There are all types of wheeling you could be into. Each takes a different type of suspension, drive train, tire and engine to perform at the absolute highest level. You can build for a specific environment or you can try to generalize hitting the key points of each. For the type of wheeling we have here in PA I decided to build for a little of everything when setting up my K5. We will chat about the rest of the truck at a later date but for now lets talk engine.
I started with a bare “010” casted four bolt main 350CI Chevy block. The block went straight to the machine shop and got a good review. They also reviewed the bearing surfaces on the stock crank. I received a clean bill of health on everything aside from the cylinder walls. A .030 over cut and hone job was in order as the remedy. I also had the shop order a new set of hypoeutectic pistons, rings, and bearings. About a week and 800 bucks later I had a ready to build block on the engine stand.

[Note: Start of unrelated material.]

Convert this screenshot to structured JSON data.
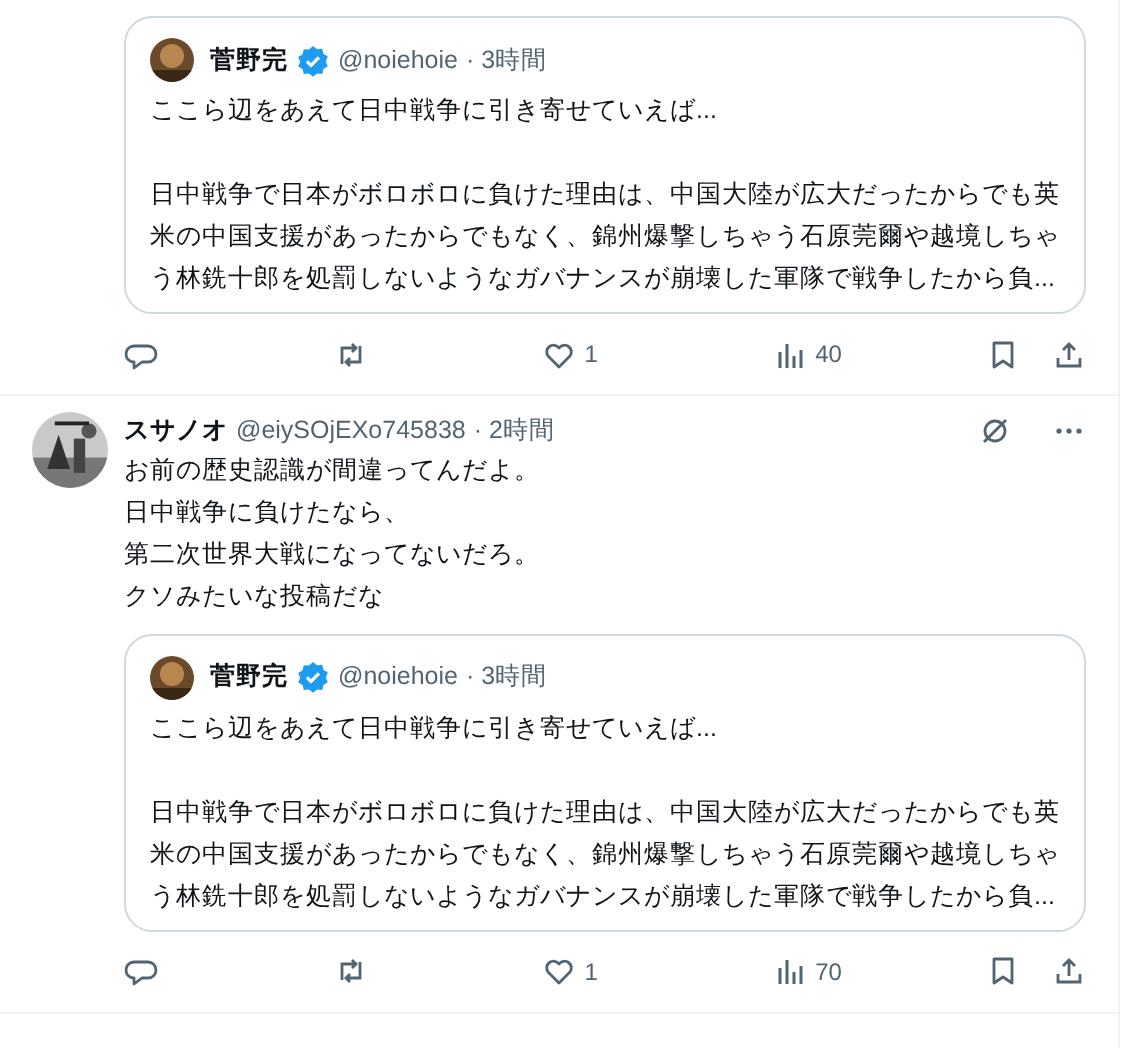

With the basics in place it was time to make some choices. Like I said earlier, I was looking for an all ‘round solid setup. For starters, I chose an aluminum head and intake kit from Edlebrock. I wasn’t after anything crazy but I did upgrade to the .202 valves in the head. The intake was an RPM Air Gap; A solid choice for medium RPM and torque plus it delivers cooler air to the engine like you would expect to see in a higher RPM intake. The key piece to the puzzle was the cam. I like the lumpy idle of the higher RPM street cams but had to take a different direction this time… I opted for the Comp Cams 4×4 extreme. There are a few different variants of the cam but my decision fell on the 600-4600 RPM option with Comp Cams part number 12-231-2. The cam boasts good economy and excellent torque. The cam is available individually, with lifters or as a complete kit. I ordered through Amazon and beat prices of Jegs and Summit.
I topped the valve train with a set of roller rockers I got gently used from a fellow gear head. While roller rockers are typically associated with higher RPM engines I figured a little less friction could benefit me as well. They look fairly sweet too I must say…

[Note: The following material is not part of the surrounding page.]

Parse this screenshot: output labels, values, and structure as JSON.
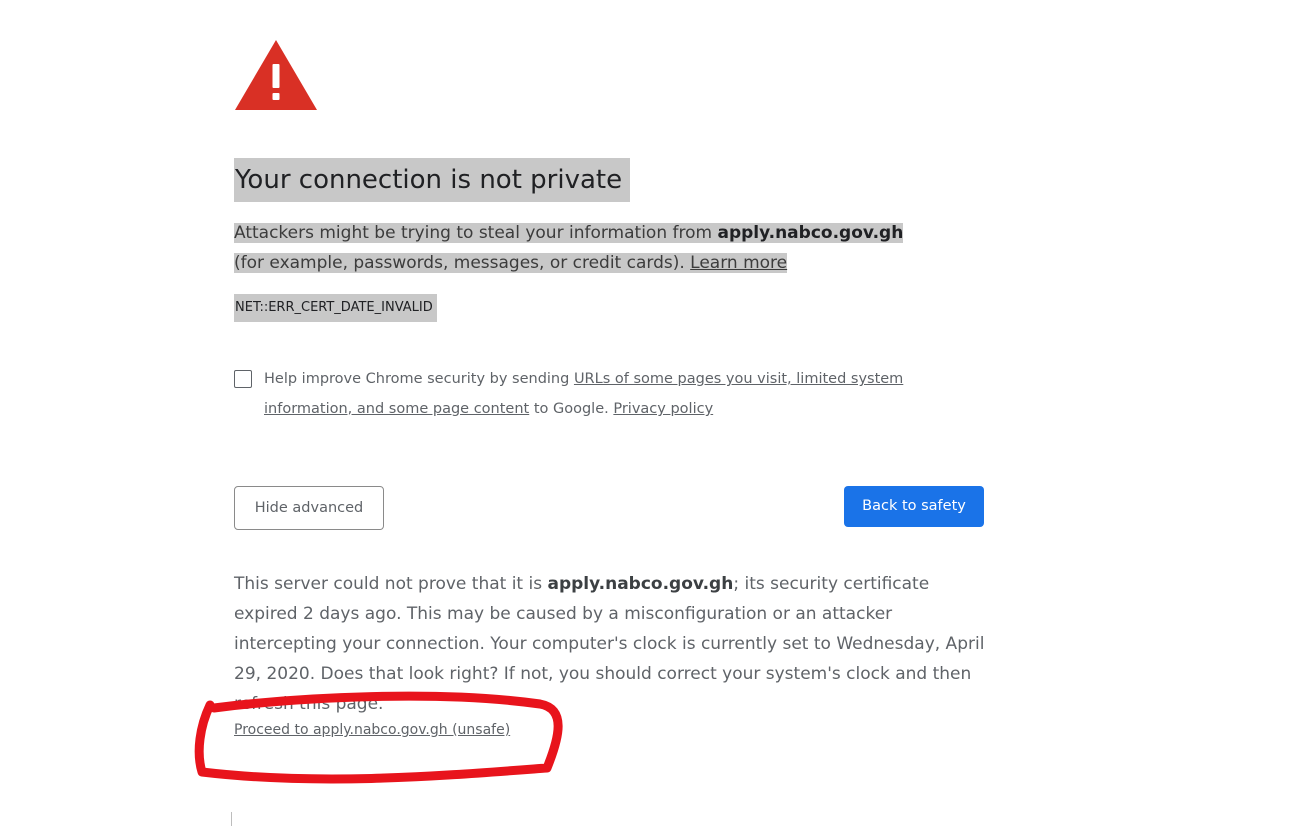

Finally, I topped the engine with a Holley Truck Avenger carb. This thing is second to none when it comes to ‘wheeling carburetors. The spec sheet mentions that spillover does not occur until 35 degrees; We will see
A Few Wheeling Trips Later
Overall the engine has worked out very well. I have had it to Raush Creek and some of the other local trails as well. The 4×4 cam and carb have been the most noticeable difference. The cam is rated from 600 to 4600 RPMs and it performs like it. The idle is smooth even turned the whole way back to 500 RPMs! Letting the clutch out with your foot off the gas is no problem either. The torque in the low end is amazing and perfect for the type of wheeling I do. The carburetor needed some adjusting but works great as well. The spec sheet said 35 degrees of tilt but even after having the truck all but on its side and back bumper I have not noticed any symptoms of fuel spillover. The combination has truly proven strong so far!
For anyone looking to build an engine I suggest only a few key points: Research, ask questions from people more experience, and try it! There might be a scientific way to get exactly what you need but what fun is that? I don’t consider myself an expert on engines by any means but there are readers who are. Jump to the forum and check out the appropriate tech forum for your vehicle type. There is sure to be someone with engine experience there!